**TASK REQUIREMENTS**
List every line below containing "label".

**SOURCE DATA**
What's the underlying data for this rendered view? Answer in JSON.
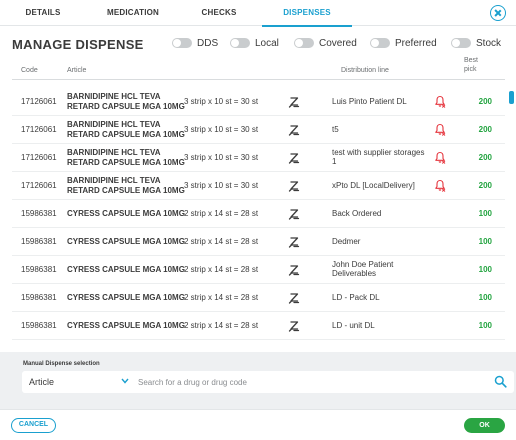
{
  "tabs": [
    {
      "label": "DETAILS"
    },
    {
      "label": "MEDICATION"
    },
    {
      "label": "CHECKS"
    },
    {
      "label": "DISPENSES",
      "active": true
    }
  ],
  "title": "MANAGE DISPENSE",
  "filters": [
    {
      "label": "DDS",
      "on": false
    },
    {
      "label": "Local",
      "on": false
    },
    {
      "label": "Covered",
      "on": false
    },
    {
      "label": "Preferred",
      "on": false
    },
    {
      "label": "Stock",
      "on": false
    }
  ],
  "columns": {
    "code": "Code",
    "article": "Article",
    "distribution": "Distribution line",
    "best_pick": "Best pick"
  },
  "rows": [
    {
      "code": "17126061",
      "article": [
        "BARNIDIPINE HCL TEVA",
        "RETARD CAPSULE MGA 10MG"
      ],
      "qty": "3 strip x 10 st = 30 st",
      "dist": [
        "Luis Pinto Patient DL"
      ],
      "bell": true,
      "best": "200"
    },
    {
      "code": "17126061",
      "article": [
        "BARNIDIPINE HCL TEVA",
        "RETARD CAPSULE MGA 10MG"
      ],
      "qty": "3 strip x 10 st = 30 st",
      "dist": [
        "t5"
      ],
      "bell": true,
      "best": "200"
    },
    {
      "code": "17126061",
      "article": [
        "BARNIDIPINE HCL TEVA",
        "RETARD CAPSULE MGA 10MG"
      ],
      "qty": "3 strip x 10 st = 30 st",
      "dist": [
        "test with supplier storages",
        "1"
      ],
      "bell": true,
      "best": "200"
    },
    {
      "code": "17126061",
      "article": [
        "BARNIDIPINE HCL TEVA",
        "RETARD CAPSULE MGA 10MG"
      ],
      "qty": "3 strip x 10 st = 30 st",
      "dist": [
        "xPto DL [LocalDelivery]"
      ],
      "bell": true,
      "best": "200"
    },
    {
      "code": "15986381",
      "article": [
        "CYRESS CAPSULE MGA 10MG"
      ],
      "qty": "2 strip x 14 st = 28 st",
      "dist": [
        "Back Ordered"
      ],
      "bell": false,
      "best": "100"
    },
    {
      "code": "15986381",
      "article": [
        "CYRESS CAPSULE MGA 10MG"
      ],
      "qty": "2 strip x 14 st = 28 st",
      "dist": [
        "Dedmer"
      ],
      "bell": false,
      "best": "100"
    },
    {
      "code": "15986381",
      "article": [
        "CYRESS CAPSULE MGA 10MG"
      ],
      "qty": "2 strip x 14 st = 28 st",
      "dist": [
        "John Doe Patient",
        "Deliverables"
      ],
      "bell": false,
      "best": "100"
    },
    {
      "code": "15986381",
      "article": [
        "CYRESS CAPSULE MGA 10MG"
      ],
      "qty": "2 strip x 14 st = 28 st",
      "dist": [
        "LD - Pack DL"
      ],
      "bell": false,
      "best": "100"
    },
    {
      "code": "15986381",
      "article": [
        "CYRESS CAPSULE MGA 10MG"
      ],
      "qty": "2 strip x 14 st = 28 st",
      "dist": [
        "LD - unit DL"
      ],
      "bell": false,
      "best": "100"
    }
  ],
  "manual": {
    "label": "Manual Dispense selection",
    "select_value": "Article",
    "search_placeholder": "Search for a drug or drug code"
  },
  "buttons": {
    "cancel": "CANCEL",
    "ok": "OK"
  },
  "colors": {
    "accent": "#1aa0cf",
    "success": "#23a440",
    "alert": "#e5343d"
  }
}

**EXERCISE RESULT**
      "label": "DETAILS"
      "label": "MEDICATION"
      "label": "CHECKS"
      "label": "DISPENSES",
      "label": "DDS",
      "label": "Local",
      "label": "Covered",
      "label": "Preferred",
      "label": "Stock",
    "label": "Manual Dispense selection",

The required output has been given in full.